The dead rhino-sized European satellite has re-entered the Earth’s atmosphere over the North Pacific Ocean, between Alaska and Hawaii.
The European Space Agency (ESA) confirmed the re-entry of European Remote Sensing 2 (ERS-2) on Wednesday at 2:59 p.m. ET (7:59 GMT).
The satellite was first launched on April 21, 1995 to study the land, oceans and polar caps of our planet; It was decommissioned in 2011.
ESA had prepared for re-entry today, but spent hours monitoring the skies without confirmation that the satellite had fallen back to Earth.
ERS-2 broke into pieces as it passed through the atmosphere, and while there was no guarantee it wouldn’t hit someone, ESA said the annual risk of a human being injured by space debris is less than one in 100 billion.
The dead, runaway rhino-sized European satellite has re-entered Earth’s atmosphere over the North Pacific Ocean, between Alaska and Hawaii.
ERS-2 weighs just over 5,000 pounds, about the same as an adult rhino.
ESA had estimated reentry would occur at 10:49 a.m. ET, but the satellite continued orbiting Earth for about an hour more and the agency did not receive confirmation that it fell into the ocean until the afternoon.
The uncertainty was due to ‘the influence of unpredictable solar activity, which affects the density of the Earth’s atmosphere and, therefore, the drag experienced by the satellite,’ ESA shared in a statement.
What’s more, it was not until the last 24 hours that ESA identified the target of the accident.
However, the data had pointed to the satellite’s re-entry in southeastern Africa, potentially in northern Mozambique or central Malawi, areas inhabited by people.
Dr. James Blake, a space debris researcher at the University of Warwick, said this is just one of thousands of active and defunct satellites orbiting Earth.
The European Space Agency (ESA) confirmed the re-entry of ERS-2 on Wednesday at 2:59 pm ET, which was first launched on April 21, 1995 to study our planet’s land, oceans and polar caps. ; It was dismantled in 2011.
Image of ERS-2 captured from space by HEO – an Australian company with an office in the United Kingdom – taken by other satellites between January 14 and February 3. It shows ERS-2 as it rotates on its return journey to Earth. The UK agency says they have been shared with ESA to help track ERS-2 re-entry.
ERS-2 is the last to embark on the return leg of its journey to re-enter Earth’s atmosphere.
“This is the fate that awaits uncontrolled satellites and debris that can no longer counteract the drag forces exerted by the Earth’s atmosphere,” said Dr Blake.
“In fact, operators are encouraged to accelerate the re-entry of their missing satellites to free up space for future missions.”

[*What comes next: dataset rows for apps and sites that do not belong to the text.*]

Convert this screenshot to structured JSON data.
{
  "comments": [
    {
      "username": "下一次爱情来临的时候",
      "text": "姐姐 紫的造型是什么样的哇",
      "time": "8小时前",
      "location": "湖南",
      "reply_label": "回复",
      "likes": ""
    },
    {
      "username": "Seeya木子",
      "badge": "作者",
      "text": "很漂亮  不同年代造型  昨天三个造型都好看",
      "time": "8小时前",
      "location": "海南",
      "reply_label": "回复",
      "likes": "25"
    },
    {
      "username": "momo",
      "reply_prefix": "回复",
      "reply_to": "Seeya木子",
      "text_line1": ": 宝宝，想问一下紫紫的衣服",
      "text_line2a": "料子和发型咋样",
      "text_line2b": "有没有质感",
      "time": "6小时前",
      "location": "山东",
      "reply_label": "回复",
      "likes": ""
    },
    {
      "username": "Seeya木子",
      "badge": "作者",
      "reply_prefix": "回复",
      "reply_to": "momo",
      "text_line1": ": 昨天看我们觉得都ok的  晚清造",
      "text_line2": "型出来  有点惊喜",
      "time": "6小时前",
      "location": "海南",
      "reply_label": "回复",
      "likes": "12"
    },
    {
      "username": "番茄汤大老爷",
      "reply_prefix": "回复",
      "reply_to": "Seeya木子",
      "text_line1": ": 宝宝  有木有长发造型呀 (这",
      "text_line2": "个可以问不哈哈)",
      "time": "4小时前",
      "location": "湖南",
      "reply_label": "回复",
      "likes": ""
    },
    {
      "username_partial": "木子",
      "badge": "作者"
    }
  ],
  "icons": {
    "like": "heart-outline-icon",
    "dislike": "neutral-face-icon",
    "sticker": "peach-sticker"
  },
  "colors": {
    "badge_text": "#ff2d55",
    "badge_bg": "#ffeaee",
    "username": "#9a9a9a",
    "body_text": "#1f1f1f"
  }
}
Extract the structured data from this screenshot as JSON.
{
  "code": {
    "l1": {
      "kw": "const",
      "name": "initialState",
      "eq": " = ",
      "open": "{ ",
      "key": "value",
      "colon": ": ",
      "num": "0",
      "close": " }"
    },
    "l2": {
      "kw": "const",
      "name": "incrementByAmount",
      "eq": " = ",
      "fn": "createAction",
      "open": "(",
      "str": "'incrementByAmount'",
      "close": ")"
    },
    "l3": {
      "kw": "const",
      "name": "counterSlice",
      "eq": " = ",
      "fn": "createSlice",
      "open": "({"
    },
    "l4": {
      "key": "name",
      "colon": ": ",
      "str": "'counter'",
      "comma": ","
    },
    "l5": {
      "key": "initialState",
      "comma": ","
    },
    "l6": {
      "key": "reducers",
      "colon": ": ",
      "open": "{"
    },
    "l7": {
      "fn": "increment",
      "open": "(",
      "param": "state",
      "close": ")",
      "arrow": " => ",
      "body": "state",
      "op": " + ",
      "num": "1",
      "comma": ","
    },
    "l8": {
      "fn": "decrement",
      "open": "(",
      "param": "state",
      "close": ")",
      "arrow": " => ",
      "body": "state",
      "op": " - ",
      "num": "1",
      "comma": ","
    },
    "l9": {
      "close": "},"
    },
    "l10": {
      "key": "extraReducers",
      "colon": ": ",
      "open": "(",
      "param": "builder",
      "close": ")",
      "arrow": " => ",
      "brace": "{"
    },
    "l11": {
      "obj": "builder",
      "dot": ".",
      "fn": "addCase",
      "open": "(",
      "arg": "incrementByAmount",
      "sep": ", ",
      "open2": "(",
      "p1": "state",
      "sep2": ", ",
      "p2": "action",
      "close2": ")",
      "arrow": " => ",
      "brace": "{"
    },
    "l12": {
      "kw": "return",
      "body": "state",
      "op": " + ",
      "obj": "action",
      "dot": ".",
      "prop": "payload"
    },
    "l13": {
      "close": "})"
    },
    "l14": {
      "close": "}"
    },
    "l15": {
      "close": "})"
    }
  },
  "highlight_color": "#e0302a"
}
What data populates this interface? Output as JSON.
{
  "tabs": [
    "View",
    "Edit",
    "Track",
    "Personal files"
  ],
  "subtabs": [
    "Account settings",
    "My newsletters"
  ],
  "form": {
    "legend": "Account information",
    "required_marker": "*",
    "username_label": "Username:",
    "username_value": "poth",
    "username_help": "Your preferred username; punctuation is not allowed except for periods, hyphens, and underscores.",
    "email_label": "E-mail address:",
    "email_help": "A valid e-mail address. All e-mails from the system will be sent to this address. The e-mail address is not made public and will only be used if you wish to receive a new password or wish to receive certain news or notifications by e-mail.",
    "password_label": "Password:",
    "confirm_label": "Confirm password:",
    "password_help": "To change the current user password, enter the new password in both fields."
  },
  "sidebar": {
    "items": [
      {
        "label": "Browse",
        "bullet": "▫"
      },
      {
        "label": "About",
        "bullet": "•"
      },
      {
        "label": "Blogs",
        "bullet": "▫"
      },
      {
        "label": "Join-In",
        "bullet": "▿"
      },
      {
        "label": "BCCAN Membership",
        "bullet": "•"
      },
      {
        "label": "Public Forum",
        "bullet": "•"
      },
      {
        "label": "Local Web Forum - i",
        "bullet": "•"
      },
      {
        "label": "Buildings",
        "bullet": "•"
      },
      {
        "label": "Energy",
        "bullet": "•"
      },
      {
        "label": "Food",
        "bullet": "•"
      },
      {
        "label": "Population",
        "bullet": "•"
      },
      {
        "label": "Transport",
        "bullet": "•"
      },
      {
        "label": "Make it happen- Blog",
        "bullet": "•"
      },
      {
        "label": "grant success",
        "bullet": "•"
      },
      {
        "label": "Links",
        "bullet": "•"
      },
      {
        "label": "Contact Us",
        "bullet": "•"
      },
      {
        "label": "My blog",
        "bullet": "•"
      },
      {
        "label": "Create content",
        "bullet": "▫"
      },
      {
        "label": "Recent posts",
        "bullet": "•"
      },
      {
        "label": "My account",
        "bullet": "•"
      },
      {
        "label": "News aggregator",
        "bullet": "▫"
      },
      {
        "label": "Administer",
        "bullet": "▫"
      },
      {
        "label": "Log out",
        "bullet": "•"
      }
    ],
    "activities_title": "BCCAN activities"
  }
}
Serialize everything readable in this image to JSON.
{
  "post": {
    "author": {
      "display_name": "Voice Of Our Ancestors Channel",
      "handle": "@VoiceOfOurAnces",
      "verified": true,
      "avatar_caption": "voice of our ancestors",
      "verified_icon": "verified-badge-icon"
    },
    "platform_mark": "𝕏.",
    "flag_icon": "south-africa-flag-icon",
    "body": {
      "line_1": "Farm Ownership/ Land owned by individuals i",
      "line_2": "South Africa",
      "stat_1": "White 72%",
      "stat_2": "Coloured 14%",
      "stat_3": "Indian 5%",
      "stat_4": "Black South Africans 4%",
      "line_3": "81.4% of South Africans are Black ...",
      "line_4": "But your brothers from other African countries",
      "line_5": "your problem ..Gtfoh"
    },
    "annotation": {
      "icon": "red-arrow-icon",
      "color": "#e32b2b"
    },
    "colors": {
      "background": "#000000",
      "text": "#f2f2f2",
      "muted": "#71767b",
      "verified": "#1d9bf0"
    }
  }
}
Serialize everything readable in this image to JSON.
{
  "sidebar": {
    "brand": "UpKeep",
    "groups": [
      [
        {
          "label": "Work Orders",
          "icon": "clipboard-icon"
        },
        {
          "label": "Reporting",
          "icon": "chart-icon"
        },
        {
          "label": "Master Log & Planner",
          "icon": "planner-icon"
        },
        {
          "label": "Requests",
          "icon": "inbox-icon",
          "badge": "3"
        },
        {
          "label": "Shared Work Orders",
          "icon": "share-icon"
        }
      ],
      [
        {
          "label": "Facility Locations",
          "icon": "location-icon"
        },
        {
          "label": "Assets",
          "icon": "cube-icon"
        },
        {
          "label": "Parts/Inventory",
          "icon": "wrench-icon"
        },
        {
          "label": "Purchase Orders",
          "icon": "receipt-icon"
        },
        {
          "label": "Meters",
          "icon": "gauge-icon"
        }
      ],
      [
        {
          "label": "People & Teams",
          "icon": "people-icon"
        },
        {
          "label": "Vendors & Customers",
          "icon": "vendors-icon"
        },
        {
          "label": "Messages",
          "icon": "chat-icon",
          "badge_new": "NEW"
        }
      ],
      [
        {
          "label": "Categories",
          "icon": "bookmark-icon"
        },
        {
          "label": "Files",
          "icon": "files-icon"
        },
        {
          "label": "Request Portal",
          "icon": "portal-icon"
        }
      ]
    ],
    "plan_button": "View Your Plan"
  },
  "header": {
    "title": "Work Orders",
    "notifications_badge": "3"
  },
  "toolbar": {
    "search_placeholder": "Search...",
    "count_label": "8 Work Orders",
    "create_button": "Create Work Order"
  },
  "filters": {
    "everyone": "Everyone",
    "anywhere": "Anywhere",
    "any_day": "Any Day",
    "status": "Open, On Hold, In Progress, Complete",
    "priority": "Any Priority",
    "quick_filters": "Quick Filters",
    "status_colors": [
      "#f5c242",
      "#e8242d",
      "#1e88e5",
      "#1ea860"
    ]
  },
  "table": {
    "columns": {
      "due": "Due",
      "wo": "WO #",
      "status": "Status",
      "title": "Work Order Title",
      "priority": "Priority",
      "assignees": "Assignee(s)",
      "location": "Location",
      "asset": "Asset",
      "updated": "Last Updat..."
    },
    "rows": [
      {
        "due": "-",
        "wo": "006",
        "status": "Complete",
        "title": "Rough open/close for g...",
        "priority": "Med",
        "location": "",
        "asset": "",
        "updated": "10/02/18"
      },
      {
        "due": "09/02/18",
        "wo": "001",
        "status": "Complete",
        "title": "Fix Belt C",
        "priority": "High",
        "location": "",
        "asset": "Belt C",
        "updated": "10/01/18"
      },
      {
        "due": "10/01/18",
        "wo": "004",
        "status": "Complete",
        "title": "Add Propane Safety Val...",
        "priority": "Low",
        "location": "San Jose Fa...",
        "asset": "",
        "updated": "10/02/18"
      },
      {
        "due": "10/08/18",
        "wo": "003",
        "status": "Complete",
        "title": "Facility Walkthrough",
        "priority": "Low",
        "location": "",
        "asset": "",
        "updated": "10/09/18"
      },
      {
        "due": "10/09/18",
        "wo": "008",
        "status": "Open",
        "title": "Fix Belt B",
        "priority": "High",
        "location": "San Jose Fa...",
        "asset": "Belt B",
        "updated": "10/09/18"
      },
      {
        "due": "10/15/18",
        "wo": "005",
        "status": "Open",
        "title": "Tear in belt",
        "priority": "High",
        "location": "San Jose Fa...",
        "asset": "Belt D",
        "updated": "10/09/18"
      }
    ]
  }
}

ESA has conducted deorbitation maneuvers since the satellite was decommissioned to deplete its fuel and allow ground controllers to reduce its altitude from 487 miles (785 km) to 356 miles (573 km).
At that time, experts wanted to minimize the risk of collision with other satellites or increasing the cloud of “space debris” that currently surrounds our planet.
Since then, ERS-2 has been in a period of “orbital decay,” meaning it has been getting closer and closer to Earth as it orbits the planet.
Illustrated timeline of the European Remote Sensing Satellite 2 (ERS-2) mission provided by ESA, which estimates it will re-enter Earth’s atmosphere at 11:14 GMT (6:14 am ET) on Wednesday (21 February)
ERS-2 re-entered Earth’s atmosphere and burned up once its altitude dropped to about 50 miles (80 km), about one-fifth the distance of the International Space Station (ISS).
At that altitude, the satellite broke into fragments and most of it burned up in the atmosphere, but some fragments may have reached the Earth’s surface, where they “probably fell into the ocean,” according to ESA.
“None of these fragments will contain toxic or radioactive substances,” the agency said.
ERS-2 was launched in 1995, following its sister satellite, ERS-1, which had launched four years earlier.
Both satellites carried the latest high-tech instruments, including a radar altimeter (which sends pulses of radio waves toward the ground) and powerful sensors to measure ocean surface temperature and offshore winds.
ERS-2 had an additional sensor to measure the ozone content in our planet’s atmosphere, which is important for blocking radiation from the sun.
ERS-1 is no longer operational, having suffered a malfunction in 2000, but its exact whereabouts are unknown.